### YOUR OBJECTIVE
Tally every line in the entries below that holds "deleted", then give only the total.

### SOURCE DATA
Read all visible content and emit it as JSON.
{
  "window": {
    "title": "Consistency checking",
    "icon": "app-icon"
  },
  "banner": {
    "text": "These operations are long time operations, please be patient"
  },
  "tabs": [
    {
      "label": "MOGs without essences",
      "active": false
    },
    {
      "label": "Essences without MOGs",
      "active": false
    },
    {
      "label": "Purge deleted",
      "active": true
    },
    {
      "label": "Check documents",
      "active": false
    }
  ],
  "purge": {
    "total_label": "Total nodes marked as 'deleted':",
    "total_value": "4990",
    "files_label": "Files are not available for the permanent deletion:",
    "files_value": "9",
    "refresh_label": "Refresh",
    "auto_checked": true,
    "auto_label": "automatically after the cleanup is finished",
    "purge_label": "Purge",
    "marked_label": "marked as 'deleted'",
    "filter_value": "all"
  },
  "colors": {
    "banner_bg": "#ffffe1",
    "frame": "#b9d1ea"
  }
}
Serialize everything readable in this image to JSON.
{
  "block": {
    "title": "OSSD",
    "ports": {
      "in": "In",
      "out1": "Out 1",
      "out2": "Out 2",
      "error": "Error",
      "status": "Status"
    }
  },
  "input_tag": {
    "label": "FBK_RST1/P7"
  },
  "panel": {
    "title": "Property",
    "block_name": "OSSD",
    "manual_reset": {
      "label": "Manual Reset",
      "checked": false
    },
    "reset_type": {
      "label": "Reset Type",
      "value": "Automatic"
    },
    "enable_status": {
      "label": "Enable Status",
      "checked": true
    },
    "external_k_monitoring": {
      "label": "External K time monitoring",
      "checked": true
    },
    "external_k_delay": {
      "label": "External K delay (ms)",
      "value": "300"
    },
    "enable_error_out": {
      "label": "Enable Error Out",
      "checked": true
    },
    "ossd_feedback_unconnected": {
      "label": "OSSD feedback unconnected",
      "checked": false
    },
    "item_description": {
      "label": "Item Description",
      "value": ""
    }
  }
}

### RESULT OF THIS EXERCISE
3